Inside a German factory, robots assemble molded panels to precisely fit the walls of an old building like a second skin, with built-in insulation designed to help the building dramatically reduce its energy consumption . It is part of a system to solve one of the challenges of transitioning to a net zero world: with so many outdated and inefficient buildings, which are a major source of global climate emissions, the traditional renovation process is extremely slow.

According to one estimate, at the current rate of renovation in Europe, it would take 500 years to completely decarbonize every existing building. (The United States is probably moving even slower.) To avoid the worst impacts of climate change, the world must reach net zero no later than 2050, which means that the world’s existing building stock must be transformed into less than three decades.
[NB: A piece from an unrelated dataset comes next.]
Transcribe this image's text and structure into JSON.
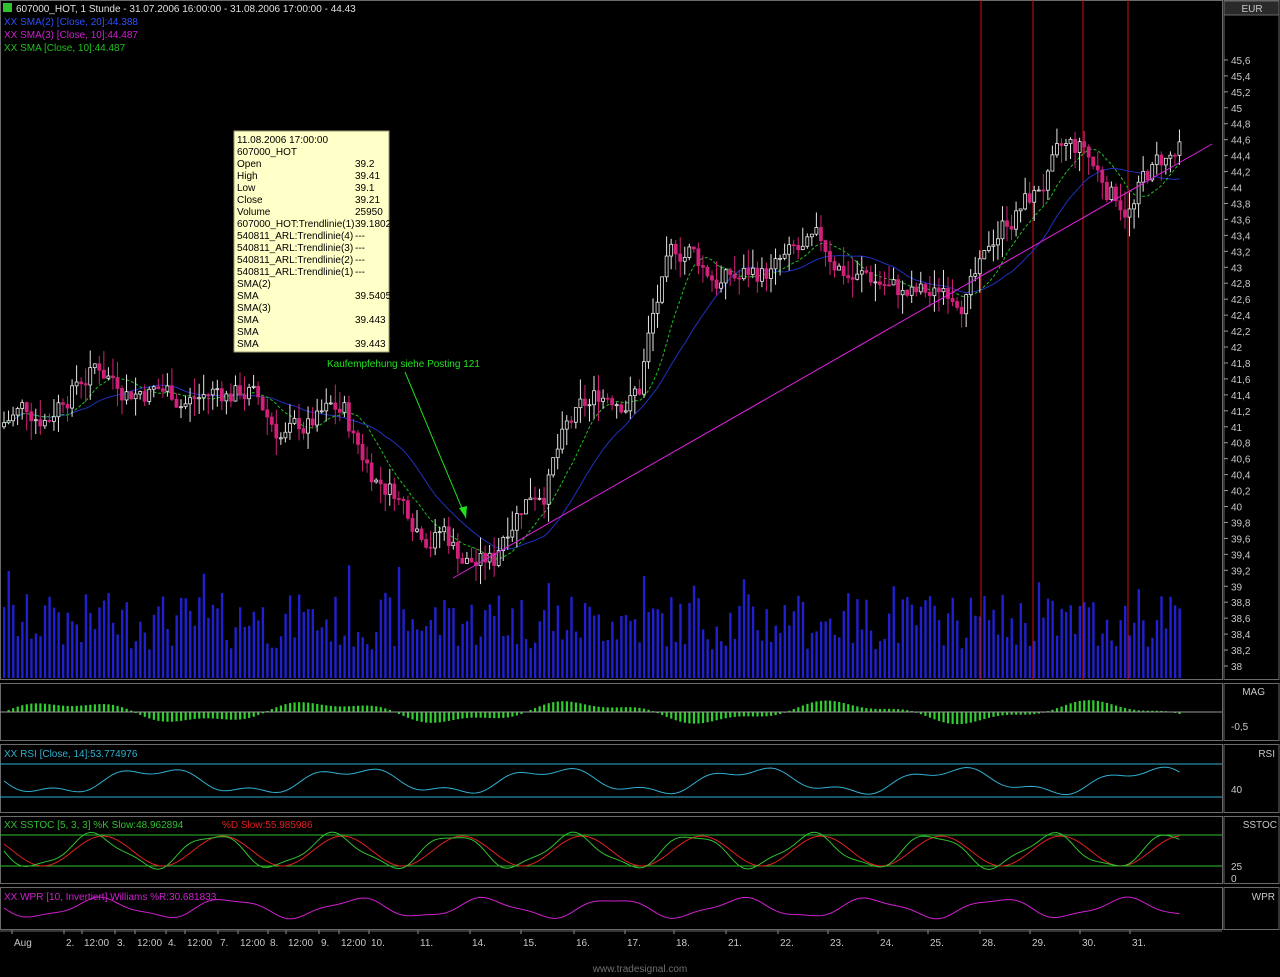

[Photo: courtesy Ecoworks]

Ecoworks, the German startup behind the new system, starts by taking a 3D scan of an old building, inside and out, creating a digital twin of the structure. “If you have a digital twin, you can actually automate planning, which in a normal renovation would take months and lots of engineers and architects,” says founder Emanuel Heisenberg. Plans can be sent to its suppliers and to a factory, where almost everything is built in advance; each panel includes windows, ventilation and channels for pipes. A modular roof has integrated solar panels. On site, construction workers can install a facade panel in as little as 20 minutes. Converting an entire building, including replacing fossil fuel heating, can be done in weeks, compared to the months or years required in a project using traditional construction.

Heisenberg, a renewable energy entrepreneur, was inspired by a similar system for building renovations in the Netherlands. He shared the idea with several construction companies, but none wanted to change the status quo. (Industry doesn’t embrace innovation, he says.) “At the heart of the problem, the construction industry invests less than 1% in R&D,” he says. So he decided to start a business himself, developing a process that would be as automated as possible.

[Photo: courtesy Ecoworks]

Over the past year, the start-up has been tracking energy consumption trends on one of its earliest projects: a 1930s apartment complex in a small German town. Before the renovation, the 12-unit building consumed 450 kilowatt hours of energy per square meter, making it one of the least efficient buildings in the country. Now the building actually produces additional energy which it feeds into the grid. “After the renovation, we have negative emissions,” says Heisenberg. Because the new facade is made of wood and the trees capture carbon as they grow – and because the project reuses most of the old building instead of building from scratch – the project also has a low carbon footprint of construction. Within two years, Heisenberg expects the building to have fully offset the construction footprint, including the emissions from making the solar panels.

[Photo: courtesy Ecoworks]

The company is currently working on seven new projects which it will begin installing this summer. But he also wants to go on a much larger scale. In Germany alone, according to the German Energy Agency, more than 30 million apartments will need to be renovated over the next 25 years. A new European law that could soon be adopted will require the least efficient buildings to be renovated over the next five years. Technology is not the only challenge; Heisenberg is also trying to work with the government to create standardized building codes. (As in the United States, codes vary by location.) Financing is less difficult since Germany offers grants for part of the cost of the renovation and subsidized loans to cover the rest.

[Photo: courtesy Ecoworks]

The startup uses AI to identify buildings that best suit its approach. It is easier to work with simple apartment complexes in the form of blocks. But he plans to later expand to schools and eventually single-family homes, and start working in other countries. There’s no way to meet the global challenge in time, Heisenberg says, without moving away from traditional construction. “You really need technology to solve this problem.”